Don’t let pollen and mold keep you from training this spring.
At last—the warm days of spring! Time to put the bike trainer back in the attic, hit the open trails, and…sneeze.
For those with seasonal allergies, early-season training can be a challenge. Seasonal triggers like mold and pollen can create a host of symptoms: inflammation in the airways, runny nose, itchy throat, coughing and shortness of breath. Exercise adds to the stress placed on the airways, says Dr. Mark Millard, a pulmonologist at Baylor University Medical Center at Dallas and the Medical Director of the Martha Foster Lung Care Center.
“If your airways are already inflamed [from allergy triggers], you can imagine how exercise during your peak allergy season can really bring some athletes to a screeching halt.”
For most, allergy symptoms can be minimized with simple precautions. Don’t let the sniffles derail your training—get a jump-start on seasonal allergies with these simple tips:
Know Your Triggers
If you notice symptoms of allergies every year, visit an allergist. This doctor, who has specialized training in the diagnosis and treatment of allergies, can perform specialized testing to help you identify just what you’re allergic to. This, in turn, can ensure you’re getting the right treatment.

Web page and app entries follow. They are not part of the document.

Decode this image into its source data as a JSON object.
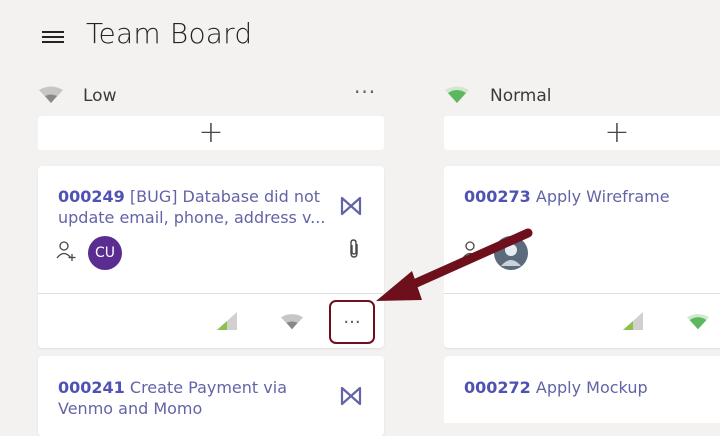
{
  "header": {
    "title": "Team Board"
  },
  "columns": [
    {
      "label": "Low",
      "more_label": "···",
      "add_label": "+",
      "cards": [
        {
          "id": "000249",
          "title": "[BUG] Database did not",
          "title_line2": "update email, phone, address v...",
          "avatar_initials": "CU",
          "more_label": "···"
        },
        {
          "id": "000241",
          "title": "Create Payment via",
          "title_line2": "Venmo and Momo"
        }
      ]
    },
    {
      "label": "Normal",
      "add_label": "+",
      "cards": [
        {
          "id": "000273",
          "title": "Apply Wireframe"
        },
        {
          "id": "000272",
          "title": "Apply Mockup"
        }
      ]
    }
  ],
  "colors": {
    "accent": "#6264a7",
    "priority_low": "#8a8886",
    "priority_normal": "#5cb85c",
    "highlight_border": "#6e0f1c",
    "arrow": "#6e0f1c"
  }
}
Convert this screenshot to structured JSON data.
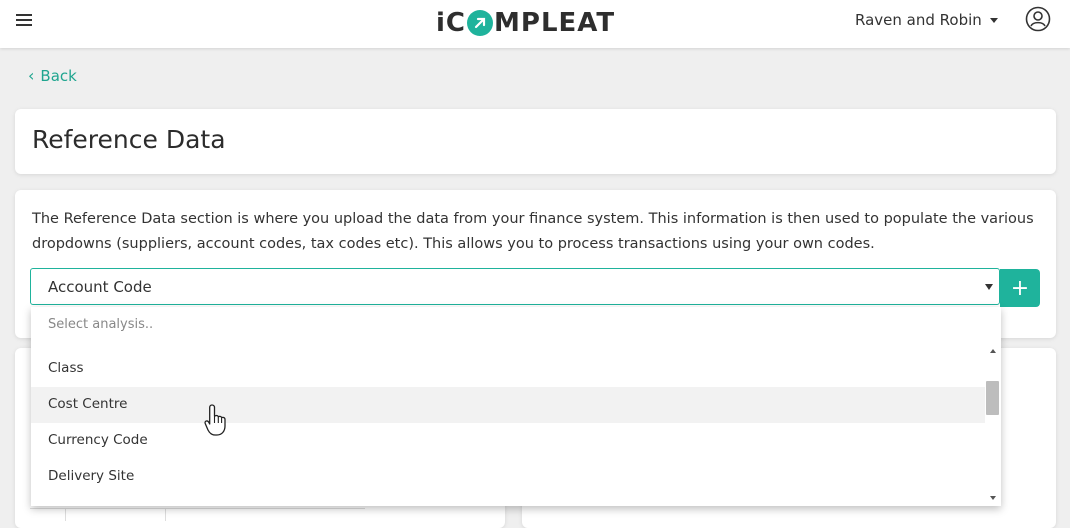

“Skin or blood tests for allergies can help pinpoint the seasons where medication may be needed, or if allergies are present at all,” says Millard, who warns that not all allergy symptoms are caused by the seasonal triggers many assume. “Many of the allergens that increase airway inflammation leading to exercise-triggering are actually indoors: cats, dogs, dust mites and mold can really set the stage for a bad attack outdoors, because of the inflammation set up by daily exposure to these allergens.”